Over the course of the current 2020/21 Premier League season, there have been plenty of cases of players testing positive for COVID-19. Despite the protection of protocols that have been put in place to insulate players and staff at the 20 Premier League clubs, modern football heroes such as Kyle Walker, Gabriel Jesus and Ederson at Manchester City have all contracted the virus.
In the last seven days, positive cases in the Premier League have doubled, and with U.K. Prime Minister Boris Johnston instigating a third national lockdown, should elite football such as the Premier League go ahead?
West Bromwich Albion manager Sam Allardyce thinks that a two-week ‘circuit breaker’ period where Premier League football stops is the solution.
That might be so that Allardyce can get some defensive coaching in with The Baggies, but digging into the numbers in a little more detail, there have been other bad weeks. While this week’s figures of 40 positive tests in 2,295 samples is a COVID-19 case in every 57 people who were tested, back between 9th – 15th November, 16 of the 1,207 people tested had COVID-19, one in 57.
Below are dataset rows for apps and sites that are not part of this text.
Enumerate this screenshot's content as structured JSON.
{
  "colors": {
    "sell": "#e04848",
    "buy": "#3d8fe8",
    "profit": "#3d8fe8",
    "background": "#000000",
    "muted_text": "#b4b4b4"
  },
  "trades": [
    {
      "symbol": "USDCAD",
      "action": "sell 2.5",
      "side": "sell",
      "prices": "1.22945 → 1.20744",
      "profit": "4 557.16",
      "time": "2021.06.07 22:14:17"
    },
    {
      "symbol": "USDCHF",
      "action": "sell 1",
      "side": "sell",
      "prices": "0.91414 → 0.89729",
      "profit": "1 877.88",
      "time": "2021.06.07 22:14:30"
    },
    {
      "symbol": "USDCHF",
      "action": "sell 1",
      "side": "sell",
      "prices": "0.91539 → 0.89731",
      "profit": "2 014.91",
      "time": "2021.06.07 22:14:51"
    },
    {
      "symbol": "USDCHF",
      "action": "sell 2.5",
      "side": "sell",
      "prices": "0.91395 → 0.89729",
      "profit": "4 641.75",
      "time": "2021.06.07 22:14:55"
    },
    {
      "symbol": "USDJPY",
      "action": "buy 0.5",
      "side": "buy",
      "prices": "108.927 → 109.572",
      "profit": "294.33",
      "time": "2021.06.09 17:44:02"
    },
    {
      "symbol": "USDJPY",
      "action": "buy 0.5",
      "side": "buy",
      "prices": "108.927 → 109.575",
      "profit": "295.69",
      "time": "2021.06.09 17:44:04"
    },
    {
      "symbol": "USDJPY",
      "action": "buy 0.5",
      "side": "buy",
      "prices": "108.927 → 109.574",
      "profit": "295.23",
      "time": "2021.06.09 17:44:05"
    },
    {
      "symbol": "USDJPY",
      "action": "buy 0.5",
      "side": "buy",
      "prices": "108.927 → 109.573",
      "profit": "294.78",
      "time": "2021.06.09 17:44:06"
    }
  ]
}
With the Premier League determined to continue, just what effect will COVID-19 suspensions have on the odds to win the biggest prize in British domestic football? Well, according to the bookies, none at all. With Manchester City lagging behind in 5th place, they remain the favourites to win this year’s title.
The Premier League is a huge source of entertainment to millions worldwide and Boris Johnson and the U.K. Government will be desperate to preserve it, as it is arguably Britain’s most successful ever export, the rights being sold for billions around the world.
If Premier League football shut down, the cost would be felt massively and in a way, Premier League clubs don’t just have a responsibility to uphold the protocols for others; it’s a self-sustaining pledge. With no gate receipts, clubs such as Tottenham Hotspur asked fans for a deposit towards season tickets this season. Many fans are still confused what they have paid for and how much, if anything, they’ll get back at the end of the season.
Add into that the fact that any kind of delay to the Premier League season will have an impact on Euro 2021 (or Euro 2020 as the organisers are determined to get us to continue calling it) and would either leave some teams, in particular England, at a disadvantage, or have a rolling delay to the start of the next Premier League season.
With the year just a few days old, any stoppage to play now would set a precedent for further slowdowns later in the season. That could spell disaster for the Premier League – and that impacts mostly on the fans.
Current odds to win the Premier League:
Manchester City – 19/20
Liverpool – 11/4
Manchester United – 7/1
Tottenham Hotspur – 15/1
Leicester City – 40/1
Chelsea – 66/1
Everton – 125/1
Aston Villa – 125/1